How are you keeping your creative juices flowing?
I have been so very lucky in that regard! The ah-mazing Seth Rudetsky and James Wesley introduced me to the wonderful world of Stars in the House by having me as their special guest on June 1 (aka Leslie Uggams Day), and again on June 2! They also invited me to play Madame Arcati in a live reading of Blithe Spirit on Plays in the House. The brilliant Schele Williams directed, and we brought this old chestnut back to life for the 21st century by doing it with a fully diverse cast. Unfortunately, some troublesome poltergeists messed with my WiFi the first time we went live, but after a few weeks of upgrades and overall tech wizardry by my daughter, I was ready for round two. And it was magical! I’m telling you right now—when the lights of Broadway are back on, this same cast must do a revival with Schele at the helm. I mean, Merle Dandridge, Angel Desai, Montego Glover, William Jackson Harper, Kendyl Ito, and Thom Sesma. It was delicious!
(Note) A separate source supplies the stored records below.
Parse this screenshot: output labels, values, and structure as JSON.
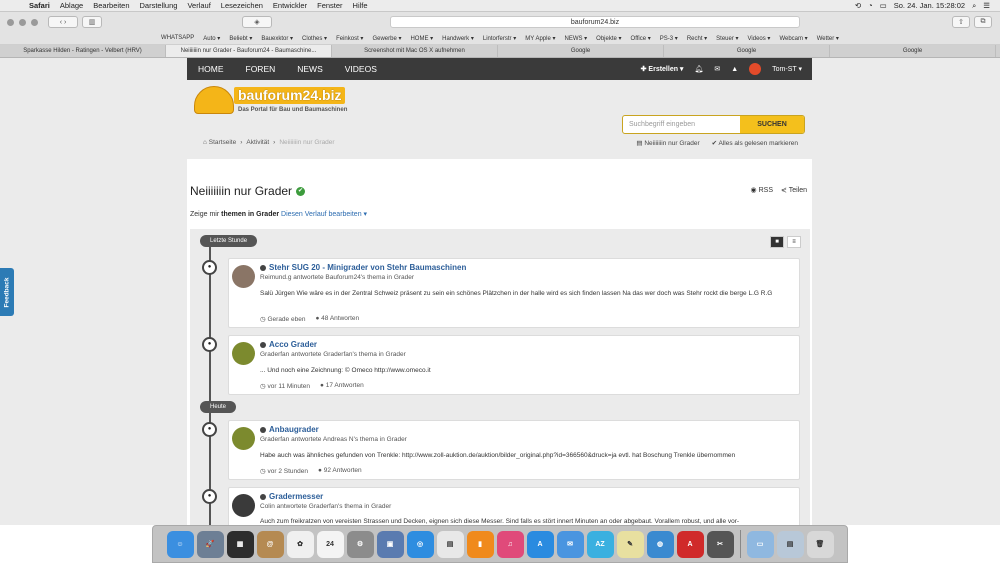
{
  "menubar": {
    "apple": "",
    "items": [
      "Safari",
      "Ablage",
      "Bearbeiten",
      "Darstellung",
      "Verlauf",
      "Lesezeichen",
      "Entwickler",
      "Fenster",
      "Hilfe"
    ],
    "clock": "So. 24. Jan.  15:28:02"
  },
  "toolbar": {
    "url": "bauforum24.biz"
  },
  "favorites": [
    "WHATSAPP",
    "Auto ▾",
    "Beliebt ▾",
    "Bauexktor ▾",
    "Clothes ▾",
    "Feinkost ▾",
    "Gewerbe ▾",
    "HOME ▾",
    "Handwerk ▾",
    "Lintorferstr ▾",
    "MY Apple ▾",
    "NEWS ▾",
    "Objekte ▾",
    "Office ▾",
    "PS-3 ▾",
    "Recht ▾",
    "Steuer ▾",
    "Videos ▾",
    "Webcam ▾",
    "Wetter ▾"
  ],
  "tabs": [
    {
      "label": "Sparkasse Hilden - Ratingen - Velbert (HRV)",
      "active": false
    },
    {
      "label": "Neiiiiiiin nur Grader - Bauforum24 - Baumaschine...",
      "active": true
    },
    {
      "label": "Screenshot mit Mac OS X aufnehmen",
      "active": false
    },
    {
      "label": "Google",
      "active": false
    },
    {
      "label": "Google",
      "active": false
    },
    {
      "label": "Google",
      "active": false
    }
  ],
  "feedback": "Feedback",
  "nav": {
    "items": [
      "HOME",
      "FOREN",
      "NEWS",
      "VIDEOS"
    ],
    "create": "✚ Erstellen ▾",
    "user": "Tom-ST ▾"
  },
  "logo": {
    "brand": "bauforum24.biz",
    "tagline": "Das Portal für Bau und Baumaschinen"
  },
  "search": {
    "placeholder": "Suchbegriff eingeben",
    "button": "SUCHEN"
  },
  "breadcrumb": {
    "home": "⌂ Startseite",
    "sep": "›",
    "activity": "Aktivität",
    "current": "Neiiiiiiin nur Grader"
  },
  "crumb_actions": {
    "stream": "▤ Neiiiiiiin nur Grader",
    "mark_read": "✔ Alles als gelesen markieren"
  },
  "page": {
    "title": "Neiiiiiiin nur Grader",
    "rss": "RSS",
    "share": "Teilen",
    "filter_prefix": "Zeige mir ",
    "filter_bold": "themen in Grader",
    "filter_link": " Diesen Verlauf bearbeiten ▾"
  },
  "stream": {
    "group1": "Letzte Stunde",
    "group2": "Heute",
    "items": [
      {
        "title": "Stehr SUG 20 - Minigrader von Stehr Baumaschinen",
        "sub": "Reimund.g antwortete Bauforum24's thema in Grader",
        "body": "Salü Jürgen Wie wäre es in der Zentral Schweiz präsent zu sein ein schönes Plätzchen in der halle wird es sich  finden lassen Na das wer doch was Stehr rockt die berge L.G R.G",
        "time": "Gerade eben",
        "replies": "48 Antworten"
      },
      {
        "title": "Acco Grader",
        "sub": "Graderfan antwortete Graderfan's thema in Grader",
        "body": "... Und noch eine Zeichnung: © Omeco http://www.omeco.it",
        "time": "vor 11 Minuten",
        "replies": "17 Antworten"
      },
      {
        "title": "Anbaugrader",
        "sub": "Graderfan antwortete Andreas N's thema in Grader",
        "body": "Habe auch was ähnliches gefunden von Trenkle: http://www.zoll-auktion.de/auktion/bilder_original.php?id=366560&druck=ja evtl. hat Boschung Trenkle übernommen",
        "time": "vor 2 Stunden",
        "replies": "92 Antworten"
      },
      {
        "title": "Gradermesser",
        "sub": "Colin antwortete Graderfan's thema in Grader",
        "body": "Auch zum freikratzen von vereisten Strassen und Decken, eignen sich diese Messer. Sind falls es stört innert Minuten an oder abgebaut. Vorallem robust, und alle vor-",
        "time": "",
        "replies": ""
      }
    ]
  },
  "dock": {
    "apps": [
      {
        "name": "finder-icon",
        "label": "☺",
        "color": "#3b8fe0"
      },
      {
        "name": "launchpad-icon",
        "label": "🚀",
        "color": "#6d7f95"
      },
      {
        "name": "mission-control-icon",
        "label": "▦",
        "color": "#2d2d2d"
      },
      {
        "name": "contacts-icon",
        "label": "@",
        "color": "#b58a52"
      },
      {
        "name": "photos-icon",
        "label": "✿",
        "color": "#f0f0f0"
      },
      {
        "name": "calendar-icon",
        "label": "24",
        "color": "#f4f4f4"
      },
      {
        "name": "system-preferences-icon",
        "label": "⚙",
        "color": "#8c8c8c"
      },
      {
        "name": "preview-icon",
        "label": "▣",
        "color": "#5a7bb0"
      },
      {
        "name": "safari-icon",
        "label": "◎",
        "color": "#2e8de0"
      },
      {
        "name": "ibooks-icon",
        "label": "▤",
        "color": "#e8e8e8"
      },
      {
        "name": "books-icon",
        "label": "▮",
        "color": "#f08a1c"
      },
      {
        "name": "itunes-icon",
        "label": "♫",
        "color": "#e04a7a"
      },
      {
        "name": "app-store-icon",
        "label": "A",
        "color": "#2a8be0"
      },
      {
        "name": "mail-icon",
        "label": "✉",
        "color": "#4a95e0"
      },
      {
        "name": "azuro-icon",
        "label": "AZ",
        "color": "#3ab0e0"
      },
      {
        "name": "notes-icon",
        "label": "✎",
        "color": "#e8e0a0"
      },
      {
        "name": "globe-icon",
        "label": "◍",
        "color": "#3a8ad0"
      },
      {
        "name": "acrobat-icon",
        "label": "A",
        "color": "#d02a2a"
      },
      {
        "name": "utility-icon",
        "label": "✂",
        "color": "#555555"
      }
    ],
    "right": [
      {
        "name": "folder-icon",
        "label": "▭",
        "color": "#8fb8e0"
      },
      {
        "name": "documents-icon",
        "label": "▤",
        "color": "#b8c8d8"
      },
      {
        "name": "trash-icon",
        "label": "🗑",
        "color": "#d8d8d8"
      }
    ]
  }
}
I’ve also installed a sound studio in my closet (!) in order to do voiceover work for a new Netflix animated series scheduled for release in 2021. And, I just finished looping a scene for The Ravine, a wonderful new mystery-thriller based on the popular novel by Robert Pascuzzi. Next, I’m just waiting to hear when it will be safe to return to the set of Dotty and Soul, a movie we were filming in Oklahoma when the shutdown was ordered. Truly, I am very grateful that I have been able to keep busy. The walls of a New York City apartment can start to close in after three months at home!
Are you working on any theatrical projects during this time?
Well, we were scheduled to open Blue at the Apollo on Mother’s Day. Hopefully, we will still be able to do it at some point. We had a virtual table read via video chat not too long ago, and it’s pretty amazing how well it clicked, all things considered. Given the monumental importance of the Black Lives Matter movement at this point in time, I think it would be very meaningful to have Blue be one of the first plays produced upon Broadway’s return.
What organization(s) would you recommend people learn more about or donate to during this time of change?
It goes without saying that theatre, film, and TV have come to a screeching halt, and artists on stage or screen and off are out of work all over the country. So, The Actors Fund is the first that comes to mind. Traditional unemployment insurance doesn’t cover gig workers, and the PUA (special Pandemic Unemployment Assistance) program is full of loopholes that make it very hard to qualify. The Actors Fund is a godsend and fills a huge gap.
People should also support the NAACP Legal Defense Fund and the ACLU. These essential organizations work tirelessly for the rights of minorities and the underserved. I also think that the work of Stacey Abrams and Fair Fight is critical in registering people to vote and in fighting against the heinous voter suppression efforts that target Black and Brown communities especially.
Finally, Black Broadway artists have launched two very important initiatives in the past two weeks. We See You, White American Theater, and Black Theatre United are working to advance diversity efforts and inclusionary practices in theatres across the country. We are at a moment in America where we can finally make meaningful, lasting, systemic change. It’s going to take a lot of learning, a lot of discussions, a lot of advocacy, and a lot of action. But I feel a sea change coming with these protests. We in the Broadway community need to be joining in leading that charge.